And that is the image I will always have when I think of this 2014 season: that amazing dive by Pillar head first into home plate. This was a game of many heroes, and a good team needs many heroes on any given day to win. The 2014 Blue Jays have had a lot of them so far, but like any great team they're going to need a lot more.
The whole Gose versus Rasmus debate is very interesting to me because I find you really can't compare them, as they are such different players. Rasmus is a good defender in centerfield, Gose is a phenomenal one. Rasmus has excellent power, Gose not so much. Rasmus is an incredibly smart baserunner (best on the team, really), Gose an incredibly fast one. When Colby is ready to come back, the job should still be his because overall he is the better player right now, but I'd love for them to find a way to keep Gose around anyhow. His speed and defense are strong enough to help a major league team right now, not to mention his value as a late game pinch runner/base stealer (there are a lot of really slow guys on this team, don't forget). I'm also of the opinion that AAA isn't going to do Gose any more good, he's been there for the better part of three seasons and if he's ever going to learn to be a decent major league hitter he needs to face major league pitching. Plus he's just so damn exciting to watch.
The Nickname Game!
It occurs to me that this Blue Jays team is in serious need of some good nicknames. Sure we've got "Joey Bats" and "Delabeard" but if this team is serious about contention they're gonna need more monikers for their most popular players! Stay with me here. Anyhow, here are some ideas I've come up with: (but please feel free to make up some of your own!)
Anthony Gose (Go Go)
Edwin Encarnacion (Ed Wing)
Juan Francisco (Cousin Juan) -- Mrs. Eephus came up with this one
Drew Hutchison (The Duke, Sheriff, The Crow, or The Duke of Hazzard)
Casey Janssen (Rocker or Rock Star)

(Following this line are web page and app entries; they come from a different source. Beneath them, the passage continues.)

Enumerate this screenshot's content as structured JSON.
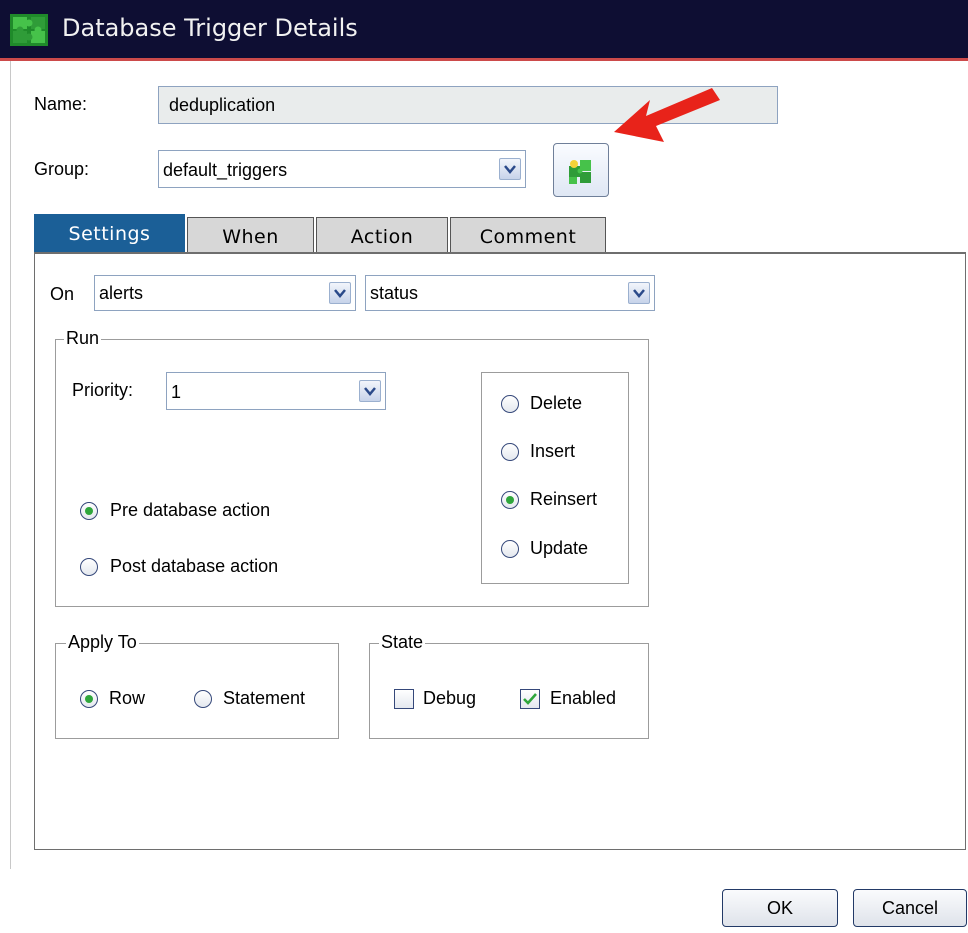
{
  "window": {
    "title": "Database Trigger Details"
  },
  "form": {
    "name_label": "Name:",
    "name_value": "deduplication",
    "group_label": "Group:",
    "group_value": "default_triggers"
  },
  "tabs": [
    {
      "label": "Settings",
      "active": true
    },
    {
      "label": "When",
      "active": false
    },
    {
      "label": "Action",
      "active": false
    },
    {
      "label": "Comment",
      "active": false
    }
  ],
  "settings": {
    "on_label": "On",
    "on_table": "alerts",
    "on_column": "status",
    "run": {
      "legend": "Run",
      "priority_label": "Priority:",
      "priority_value": "1",
      "timing": [
        {
          "label": "Pre database action",
          "selected": true
        },
        {
          "label": "Post database action",
          "selected": false
        }
      ],
      "events": [
        {
          "label": "Delete",
          "selected": false
        },
        {
          "label": "Insert",
          "selected": false
        },
        {
          "label": "Reinsert",
          "selected": true
        },
        {
          "label": "Update",
          "selected": false
        }
      ]
    },
    "apply_to": {
      "legend": "Apply To",
      "options": [
        {
          "label": "Row",
          "selected": true
        },
        {
          "label": "Statement",
          "selected": false
        }
      ]
    },
    "state": {
      "legend": "State",
      "options": [
        {
          "label": "Debug",
          "checked": false
        },
        {
          "label": "Enabled",
          "checked": true
        }
      ]
    }
  },
  "footer": {
    "ok": "OK",
    "cancel": "Cancel"
  },
  "colors": {
    "title_bg": "#0e0e33",
    "tab_active": "#1b5f97",
    "radio_dot": "#2fa63c",
    "arrow": "#e8231a"
  },
  "icons": [
    "puzzle-icon",
    "puzzle-group-icon",
    "chevron-down-icon",
    "red-arrow-icon",
    "checkmark-icon"
  ]
}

Colby Rasmus (Coty -- I admit, there's a weird story behind this one. I'm probably the only one who would call him this)
Marcus Stroman (Gum Bee or Super Stro Man)
Kevin Pillar (Johnny Tightlips or Deep Sea Diver)
Brett Lawrie (The Tattoo Twitch)
Dustin McGowan (Glower Power or just Glower)